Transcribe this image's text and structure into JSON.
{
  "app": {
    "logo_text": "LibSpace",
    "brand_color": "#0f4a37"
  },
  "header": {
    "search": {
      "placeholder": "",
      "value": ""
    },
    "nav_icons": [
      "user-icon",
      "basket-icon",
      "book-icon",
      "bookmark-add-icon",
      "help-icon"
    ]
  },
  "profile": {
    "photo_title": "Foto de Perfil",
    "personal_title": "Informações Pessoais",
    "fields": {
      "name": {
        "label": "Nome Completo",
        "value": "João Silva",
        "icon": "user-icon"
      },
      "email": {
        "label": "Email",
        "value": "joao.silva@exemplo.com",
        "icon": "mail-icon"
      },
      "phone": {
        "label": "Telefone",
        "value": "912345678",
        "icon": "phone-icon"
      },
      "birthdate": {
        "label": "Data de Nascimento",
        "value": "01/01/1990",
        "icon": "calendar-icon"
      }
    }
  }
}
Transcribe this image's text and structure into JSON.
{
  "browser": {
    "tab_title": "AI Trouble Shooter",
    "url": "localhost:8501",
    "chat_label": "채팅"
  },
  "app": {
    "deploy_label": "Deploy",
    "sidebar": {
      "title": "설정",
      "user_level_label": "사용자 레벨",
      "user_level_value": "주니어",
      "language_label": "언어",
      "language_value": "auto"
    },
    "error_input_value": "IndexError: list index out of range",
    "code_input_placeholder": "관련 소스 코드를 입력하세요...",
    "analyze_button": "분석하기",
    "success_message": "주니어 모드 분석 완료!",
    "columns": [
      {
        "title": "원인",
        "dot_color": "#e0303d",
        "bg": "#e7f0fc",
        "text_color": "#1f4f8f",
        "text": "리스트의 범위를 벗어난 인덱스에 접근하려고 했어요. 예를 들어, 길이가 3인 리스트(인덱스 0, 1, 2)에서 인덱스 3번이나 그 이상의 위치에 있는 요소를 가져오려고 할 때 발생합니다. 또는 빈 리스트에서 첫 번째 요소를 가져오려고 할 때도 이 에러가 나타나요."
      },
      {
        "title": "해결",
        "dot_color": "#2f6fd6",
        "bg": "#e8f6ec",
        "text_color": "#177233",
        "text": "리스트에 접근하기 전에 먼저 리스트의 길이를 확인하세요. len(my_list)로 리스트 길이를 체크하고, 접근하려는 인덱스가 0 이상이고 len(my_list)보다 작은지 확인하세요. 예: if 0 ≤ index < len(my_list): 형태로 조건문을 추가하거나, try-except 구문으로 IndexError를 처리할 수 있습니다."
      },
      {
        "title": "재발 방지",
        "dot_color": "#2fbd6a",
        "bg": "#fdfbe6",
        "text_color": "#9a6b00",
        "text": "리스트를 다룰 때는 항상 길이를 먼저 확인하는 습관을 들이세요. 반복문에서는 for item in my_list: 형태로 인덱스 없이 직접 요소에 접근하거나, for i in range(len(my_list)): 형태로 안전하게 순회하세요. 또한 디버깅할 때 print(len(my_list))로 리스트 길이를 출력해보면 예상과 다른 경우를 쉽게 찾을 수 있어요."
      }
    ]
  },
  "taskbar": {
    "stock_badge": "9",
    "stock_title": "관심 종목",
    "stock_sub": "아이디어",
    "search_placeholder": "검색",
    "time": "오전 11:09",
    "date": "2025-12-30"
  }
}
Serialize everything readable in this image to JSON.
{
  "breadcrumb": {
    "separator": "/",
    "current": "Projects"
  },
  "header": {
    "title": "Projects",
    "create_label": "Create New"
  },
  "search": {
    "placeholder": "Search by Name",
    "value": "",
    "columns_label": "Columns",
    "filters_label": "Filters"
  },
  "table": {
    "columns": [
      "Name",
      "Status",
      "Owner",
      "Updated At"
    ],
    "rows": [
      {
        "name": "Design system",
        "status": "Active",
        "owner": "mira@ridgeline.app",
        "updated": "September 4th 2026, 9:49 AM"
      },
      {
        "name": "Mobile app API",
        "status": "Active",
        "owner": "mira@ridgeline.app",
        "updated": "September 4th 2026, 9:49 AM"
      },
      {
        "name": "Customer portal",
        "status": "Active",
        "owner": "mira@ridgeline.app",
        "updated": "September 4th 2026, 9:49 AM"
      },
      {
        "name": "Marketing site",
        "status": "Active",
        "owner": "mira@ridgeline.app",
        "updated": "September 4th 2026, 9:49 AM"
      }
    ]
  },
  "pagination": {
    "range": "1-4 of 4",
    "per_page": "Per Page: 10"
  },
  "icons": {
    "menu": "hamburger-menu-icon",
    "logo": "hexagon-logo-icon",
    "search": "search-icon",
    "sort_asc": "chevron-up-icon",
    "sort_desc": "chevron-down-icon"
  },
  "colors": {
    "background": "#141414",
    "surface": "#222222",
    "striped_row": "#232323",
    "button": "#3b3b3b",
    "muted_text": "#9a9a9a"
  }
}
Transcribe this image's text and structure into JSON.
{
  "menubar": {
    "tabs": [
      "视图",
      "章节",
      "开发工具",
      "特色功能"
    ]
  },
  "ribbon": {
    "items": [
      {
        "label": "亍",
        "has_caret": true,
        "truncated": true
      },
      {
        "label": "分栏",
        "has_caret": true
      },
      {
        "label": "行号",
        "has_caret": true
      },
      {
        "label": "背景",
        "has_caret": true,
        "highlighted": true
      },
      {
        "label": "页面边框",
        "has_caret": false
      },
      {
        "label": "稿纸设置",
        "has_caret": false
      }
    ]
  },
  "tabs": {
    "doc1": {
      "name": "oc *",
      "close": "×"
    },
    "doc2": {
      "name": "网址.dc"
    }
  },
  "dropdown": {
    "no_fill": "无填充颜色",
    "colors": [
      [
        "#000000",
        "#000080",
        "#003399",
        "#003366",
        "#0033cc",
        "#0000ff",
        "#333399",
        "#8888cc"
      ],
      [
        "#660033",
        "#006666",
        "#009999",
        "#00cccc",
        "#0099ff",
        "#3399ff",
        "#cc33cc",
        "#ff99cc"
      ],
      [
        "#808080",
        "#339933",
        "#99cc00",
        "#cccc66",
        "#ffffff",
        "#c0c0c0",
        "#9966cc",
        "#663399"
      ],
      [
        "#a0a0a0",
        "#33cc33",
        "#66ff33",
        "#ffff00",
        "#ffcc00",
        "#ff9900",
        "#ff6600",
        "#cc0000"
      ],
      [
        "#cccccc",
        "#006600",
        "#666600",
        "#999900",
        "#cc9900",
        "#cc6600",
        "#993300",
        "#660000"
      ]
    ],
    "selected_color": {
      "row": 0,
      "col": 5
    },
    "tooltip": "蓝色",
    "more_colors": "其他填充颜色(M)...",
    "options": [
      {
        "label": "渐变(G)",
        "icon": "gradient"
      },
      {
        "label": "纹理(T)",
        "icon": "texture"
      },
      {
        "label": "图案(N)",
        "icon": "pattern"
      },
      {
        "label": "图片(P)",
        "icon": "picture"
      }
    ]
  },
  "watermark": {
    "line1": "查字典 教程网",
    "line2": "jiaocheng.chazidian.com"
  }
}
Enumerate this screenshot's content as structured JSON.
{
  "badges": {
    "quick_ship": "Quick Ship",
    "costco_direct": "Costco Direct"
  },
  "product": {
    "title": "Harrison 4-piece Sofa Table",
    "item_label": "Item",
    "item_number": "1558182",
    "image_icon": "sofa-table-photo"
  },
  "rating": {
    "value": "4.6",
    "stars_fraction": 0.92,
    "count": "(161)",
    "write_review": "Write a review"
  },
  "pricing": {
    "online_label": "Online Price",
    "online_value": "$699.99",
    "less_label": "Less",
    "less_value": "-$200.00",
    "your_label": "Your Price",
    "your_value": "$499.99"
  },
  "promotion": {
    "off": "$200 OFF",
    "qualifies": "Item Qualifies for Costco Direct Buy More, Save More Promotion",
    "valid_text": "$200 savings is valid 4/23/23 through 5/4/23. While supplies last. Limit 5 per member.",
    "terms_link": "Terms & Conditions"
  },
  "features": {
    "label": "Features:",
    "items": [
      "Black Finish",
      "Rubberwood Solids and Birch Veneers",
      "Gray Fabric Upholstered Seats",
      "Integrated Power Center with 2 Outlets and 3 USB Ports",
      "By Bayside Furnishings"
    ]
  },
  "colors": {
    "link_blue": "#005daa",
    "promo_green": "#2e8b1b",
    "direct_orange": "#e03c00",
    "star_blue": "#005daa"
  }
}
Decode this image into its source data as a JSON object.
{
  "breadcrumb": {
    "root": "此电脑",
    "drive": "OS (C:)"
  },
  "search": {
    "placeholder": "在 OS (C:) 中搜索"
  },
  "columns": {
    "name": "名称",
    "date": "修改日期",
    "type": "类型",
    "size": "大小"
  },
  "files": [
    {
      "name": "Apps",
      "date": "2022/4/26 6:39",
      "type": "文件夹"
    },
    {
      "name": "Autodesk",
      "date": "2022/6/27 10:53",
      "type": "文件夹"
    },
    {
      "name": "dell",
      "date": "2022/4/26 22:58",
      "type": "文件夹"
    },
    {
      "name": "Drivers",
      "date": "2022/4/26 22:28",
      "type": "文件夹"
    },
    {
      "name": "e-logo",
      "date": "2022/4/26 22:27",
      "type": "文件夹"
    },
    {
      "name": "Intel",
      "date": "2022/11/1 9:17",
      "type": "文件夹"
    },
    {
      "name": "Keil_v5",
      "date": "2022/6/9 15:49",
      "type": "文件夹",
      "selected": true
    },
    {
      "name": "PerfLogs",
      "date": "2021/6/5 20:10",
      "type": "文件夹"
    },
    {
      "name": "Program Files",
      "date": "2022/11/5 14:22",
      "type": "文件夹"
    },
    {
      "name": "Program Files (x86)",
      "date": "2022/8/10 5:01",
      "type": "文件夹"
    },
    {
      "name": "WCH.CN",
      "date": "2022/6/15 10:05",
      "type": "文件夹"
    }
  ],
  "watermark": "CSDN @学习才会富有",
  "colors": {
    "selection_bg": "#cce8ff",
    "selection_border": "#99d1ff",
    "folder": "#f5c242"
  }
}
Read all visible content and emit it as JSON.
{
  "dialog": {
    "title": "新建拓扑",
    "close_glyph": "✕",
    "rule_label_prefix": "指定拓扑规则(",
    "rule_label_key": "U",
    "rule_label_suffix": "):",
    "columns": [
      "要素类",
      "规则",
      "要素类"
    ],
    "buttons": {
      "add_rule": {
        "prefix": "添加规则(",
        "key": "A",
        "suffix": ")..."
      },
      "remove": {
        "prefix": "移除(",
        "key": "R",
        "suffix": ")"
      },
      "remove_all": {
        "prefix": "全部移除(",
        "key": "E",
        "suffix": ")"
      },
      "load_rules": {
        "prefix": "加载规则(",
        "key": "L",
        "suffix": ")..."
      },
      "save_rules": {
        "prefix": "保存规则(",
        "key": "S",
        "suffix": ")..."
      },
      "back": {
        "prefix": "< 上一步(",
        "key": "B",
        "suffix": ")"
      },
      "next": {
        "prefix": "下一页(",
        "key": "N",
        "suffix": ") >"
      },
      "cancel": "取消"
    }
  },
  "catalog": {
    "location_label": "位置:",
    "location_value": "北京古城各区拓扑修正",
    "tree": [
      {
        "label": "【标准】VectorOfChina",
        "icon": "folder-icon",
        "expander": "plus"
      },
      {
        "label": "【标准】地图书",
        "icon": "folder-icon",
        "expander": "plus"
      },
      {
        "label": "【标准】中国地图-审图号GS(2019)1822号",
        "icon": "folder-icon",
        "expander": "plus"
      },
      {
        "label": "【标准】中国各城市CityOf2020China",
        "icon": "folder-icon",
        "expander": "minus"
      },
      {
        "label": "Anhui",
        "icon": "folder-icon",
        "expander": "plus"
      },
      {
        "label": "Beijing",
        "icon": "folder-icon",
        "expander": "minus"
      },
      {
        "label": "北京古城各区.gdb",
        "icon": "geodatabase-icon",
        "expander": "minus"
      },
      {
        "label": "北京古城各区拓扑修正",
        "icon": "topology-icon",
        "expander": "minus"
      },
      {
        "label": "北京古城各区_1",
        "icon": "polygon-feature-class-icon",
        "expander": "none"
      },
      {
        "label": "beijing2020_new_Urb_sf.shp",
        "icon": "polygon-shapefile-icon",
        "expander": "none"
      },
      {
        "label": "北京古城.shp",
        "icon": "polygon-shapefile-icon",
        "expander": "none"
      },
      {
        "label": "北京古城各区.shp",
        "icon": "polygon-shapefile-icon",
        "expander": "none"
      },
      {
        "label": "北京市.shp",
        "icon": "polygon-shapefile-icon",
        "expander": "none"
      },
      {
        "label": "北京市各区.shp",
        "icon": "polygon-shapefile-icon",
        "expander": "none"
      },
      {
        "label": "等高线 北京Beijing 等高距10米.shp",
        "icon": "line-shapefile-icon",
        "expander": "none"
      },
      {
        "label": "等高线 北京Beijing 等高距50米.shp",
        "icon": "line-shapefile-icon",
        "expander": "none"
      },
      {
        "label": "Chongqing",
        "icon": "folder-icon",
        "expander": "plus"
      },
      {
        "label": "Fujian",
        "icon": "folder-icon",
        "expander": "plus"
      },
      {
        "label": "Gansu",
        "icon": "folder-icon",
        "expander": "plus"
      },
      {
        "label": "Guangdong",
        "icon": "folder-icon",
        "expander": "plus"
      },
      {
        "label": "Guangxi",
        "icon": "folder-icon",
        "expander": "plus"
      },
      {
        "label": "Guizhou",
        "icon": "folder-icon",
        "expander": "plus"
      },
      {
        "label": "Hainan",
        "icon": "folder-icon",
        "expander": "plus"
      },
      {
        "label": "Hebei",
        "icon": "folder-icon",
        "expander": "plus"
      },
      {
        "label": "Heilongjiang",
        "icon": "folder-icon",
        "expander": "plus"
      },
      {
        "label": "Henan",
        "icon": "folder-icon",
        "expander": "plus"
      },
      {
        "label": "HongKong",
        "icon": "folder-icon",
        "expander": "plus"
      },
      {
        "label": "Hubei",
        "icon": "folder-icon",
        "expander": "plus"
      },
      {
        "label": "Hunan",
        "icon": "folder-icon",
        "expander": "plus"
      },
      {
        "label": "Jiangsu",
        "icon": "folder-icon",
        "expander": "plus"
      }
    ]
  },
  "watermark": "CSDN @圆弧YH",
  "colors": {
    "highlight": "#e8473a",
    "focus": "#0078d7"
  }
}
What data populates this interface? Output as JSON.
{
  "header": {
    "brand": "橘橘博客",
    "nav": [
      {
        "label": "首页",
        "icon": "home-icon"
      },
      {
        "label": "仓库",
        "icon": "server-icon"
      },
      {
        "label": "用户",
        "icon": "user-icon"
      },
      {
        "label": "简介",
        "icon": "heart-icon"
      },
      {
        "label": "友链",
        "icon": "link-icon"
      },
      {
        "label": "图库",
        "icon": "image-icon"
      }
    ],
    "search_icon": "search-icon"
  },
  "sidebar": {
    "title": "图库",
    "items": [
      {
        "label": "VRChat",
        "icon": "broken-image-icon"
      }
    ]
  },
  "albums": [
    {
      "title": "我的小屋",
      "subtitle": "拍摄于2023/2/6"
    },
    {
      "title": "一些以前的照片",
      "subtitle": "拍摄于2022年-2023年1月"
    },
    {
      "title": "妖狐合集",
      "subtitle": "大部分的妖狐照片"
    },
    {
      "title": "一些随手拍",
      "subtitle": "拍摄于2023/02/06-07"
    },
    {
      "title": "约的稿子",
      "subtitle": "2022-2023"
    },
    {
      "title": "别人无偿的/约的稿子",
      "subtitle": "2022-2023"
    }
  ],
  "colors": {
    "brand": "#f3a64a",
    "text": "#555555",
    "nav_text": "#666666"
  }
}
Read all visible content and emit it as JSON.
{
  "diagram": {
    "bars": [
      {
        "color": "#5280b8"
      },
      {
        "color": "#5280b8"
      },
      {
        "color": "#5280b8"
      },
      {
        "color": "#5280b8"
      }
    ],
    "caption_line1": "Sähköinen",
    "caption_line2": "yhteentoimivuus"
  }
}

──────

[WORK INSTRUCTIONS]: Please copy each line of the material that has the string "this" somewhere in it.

[ANSWER TO THE EXERCISE]:
Transcribe this image's text and structure into JSON.
Transcribe this image's text and structure into JSON.
Serialize everything readable in this image to JSON.
Transcribe this image's text and structure into JSON.
Enumerate this screenshot's content as structured JSON.
Decode this image into its source data as a JSON object.
What data populates this interface? Output as JSON.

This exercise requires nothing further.